Ofer v Sirota

Annotate this Case
Ofer v Sirota 2014 NY Slip Op 02516 Decided on April 10, 2014 Appellate Division, First Department Published by New York State Law Reporting Bureau pursuant to Judiciary Law § 431. This opinion is uncorrected and subject to revision before publication in the Official Reports.

Decided on April 10, 2014
Friedman, J.P., Moskowitz, Freedman, Gische, Clark, JJ. 12173-
311215/12 12174

[*1]Olivia Kate Ofer, Plaintiff-Appellant,


Ido Sirota, Defendant-Respondent.

Stein Riso Mantel McDonough, LLP, New York (Allan D.
Mantel of counsel), for appellant.
Shmuel Agami, New York, for respondent.

Order, Supreme Court, New York County (Deborah A. Kaplan, J.), entered April 17, 2013, which held in abeyance defendant's motion to dismiss and plaintiff's cross motion for, inter alia, summary judgment, pending a report and recommendation of a Special Referee on the issue of whether plaintiff may bring an action for divorce in Israel while defendant's reconciliation petition filed in Israel was pending, unanimously dismissed, without costs, as academic. Order, same court and Justice, entered December 3, 2013, which denied the parties' motion and cross motion held in abeyance as moot and as subsumed by defendant's motion for leave to renew, granted plaintiff's motions for leave to reargue and renew, but adhered to its April 17, 2013 decision, and granted defendant's motion for leave to renew, and upon renewal, granted defendant's motion for summary judgment dismissing the complaint, unanimously affirmed, without costs.

Following the referral of the reconciliation petition issue, defendant withdrew his reconciliation petition filed in Israel rendering the issue referred to the Special Referee moot, and we dismiss the appeal from the April 17, 2013 order accordingly.

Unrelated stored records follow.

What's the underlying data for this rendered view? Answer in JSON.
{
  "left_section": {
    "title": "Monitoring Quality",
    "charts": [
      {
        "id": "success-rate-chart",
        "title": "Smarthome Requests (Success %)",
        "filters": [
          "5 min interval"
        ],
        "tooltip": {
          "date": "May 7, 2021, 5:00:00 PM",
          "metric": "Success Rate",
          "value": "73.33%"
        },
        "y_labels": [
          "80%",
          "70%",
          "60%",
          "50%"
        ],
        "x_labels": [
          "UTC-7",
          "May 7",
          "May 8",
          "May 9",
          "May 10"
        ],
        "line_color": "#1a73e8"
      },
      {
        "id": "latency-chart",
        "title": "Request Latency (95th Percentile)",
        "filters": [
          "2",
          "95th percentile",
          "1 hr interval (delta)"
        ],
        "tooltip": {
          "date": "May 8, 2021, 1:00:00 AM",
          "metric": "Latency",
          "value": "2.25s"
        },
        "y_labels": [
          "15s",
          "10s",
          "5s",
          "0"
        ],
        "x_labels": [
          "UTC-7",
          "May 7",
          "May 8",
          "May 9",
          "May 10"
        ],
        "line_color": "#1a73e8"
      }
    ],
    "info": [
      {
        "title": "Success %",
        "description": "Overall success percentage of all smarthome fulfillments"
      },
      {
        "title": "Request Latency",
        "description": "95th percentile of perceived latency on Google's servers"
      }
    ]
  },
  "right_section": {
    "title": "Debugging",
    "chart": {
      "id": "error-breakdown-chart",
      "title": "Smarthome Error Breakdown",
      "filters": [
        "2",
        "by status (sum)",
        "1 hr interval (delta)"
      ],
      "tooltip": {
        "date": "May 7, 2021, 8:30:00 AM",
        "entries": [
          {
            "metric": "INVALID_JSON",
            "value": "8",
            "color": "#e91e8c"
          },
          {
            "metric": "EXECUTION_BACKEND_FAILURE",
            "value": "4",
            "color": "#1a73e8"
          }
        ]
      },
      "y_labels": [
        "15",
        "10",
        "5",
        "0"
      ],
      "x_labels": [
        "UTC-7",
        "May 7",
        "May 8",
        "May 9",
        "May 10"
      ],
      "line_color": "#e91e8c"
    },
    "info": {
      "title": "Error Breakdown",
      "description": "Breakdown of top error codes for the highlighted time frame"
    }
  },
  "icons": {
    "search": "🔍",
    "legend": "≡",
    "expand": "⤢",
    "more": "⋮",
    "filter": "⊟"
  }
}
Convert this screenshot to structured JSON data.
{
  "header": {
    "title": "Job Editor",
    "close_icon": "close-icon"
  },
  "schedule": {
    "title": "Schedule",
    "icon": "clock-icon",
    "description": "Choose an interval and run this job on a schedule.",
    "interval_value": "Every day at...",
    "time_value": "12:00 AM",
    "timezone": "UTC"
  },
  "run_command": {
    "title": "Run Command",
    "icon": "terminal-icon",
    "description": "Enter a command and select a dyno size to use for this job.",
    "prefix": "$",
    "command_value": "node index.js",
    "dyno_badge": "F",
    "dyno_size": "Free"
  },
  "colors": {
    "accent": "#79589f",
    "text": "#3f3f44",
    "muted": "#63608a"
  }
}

Supreme Court properly found that the parties' prenuptial agreement was enforceable and was not the product of fraud or duress, or otherwise invalid (see Van Kipnis v Van Kipnis, 11 NY3d 573, 577 [2008]). The forum selection clause in the agreement, which granted exclusive jurisdiction over any divorce litigation to a competent Israeli court, was also enforceable (see Sterling Natl. Bank v Eastern Shipping Worldwide, Inc., 35 AD3d 222, 222 [1st Dept 2006]). Accordingly, Supreme Court properly dismissed this action.

The fact that plaintiff alleges that defendant refuses to grant her a get (Jewish divorce decree) as required by their agreement is irrelevant to determining whether to enforce the forum selection clause. Defendant's obligations under the agreement and his alleged breach of same can be handled by the Israeli courts. Further, as Supreme Court found, the parties' experts agreed that absent the reconciliation petition there is nothing preventing plaintiff from filing for divorce in Israel.

There is no merit to plaintiff's claim that she will be deprived of her day in court in Israel because Israel does not provide for no fault divorce and defendant's consent to a divorce is [*2]required there. While litigation in Israel may be more challenging, plaintiff will have her day in court (see Sydney Attractions Group Pty Ltd. v Schulman, 74 AD3d 476 [1st Dept 2010]). Moreover, it is inappropriate for plaintiff to attempt to avoid Israel's legal system because New York's legal system may treat her more favorably by permitting her to obtain a no fault divorce. Plaintiff, an Israeli citizen, was well aware that Jewish religious laws govern Israeli divorces when she consented to the forum selection clause in the agreement.

While we recognize this State's strong and important public policy with regard to compelling civil litigants to remove any barriers to remarriage (see DRL § 253), contrary to plaintiff's contention, this policy cannot override the forum selection clause that the parties knowingly included in their prenuptial agreement, particularly because plaintiff will not be deprived of her day in court in the chosen forum.

The conversion claim, which concerns the parties' joint bank accounts and other property allegedly taken from the marital residence, fails because such a cause of action cannot be predicated on a mere breach of contract, and no independent facts are alleged giving rise to tort liability (Kopel v Bandwidth Tech. Corp., 56 AD3d 320 [1st Dept 2008]). Accordingly, Supreme Court correctly declined to sever the claim.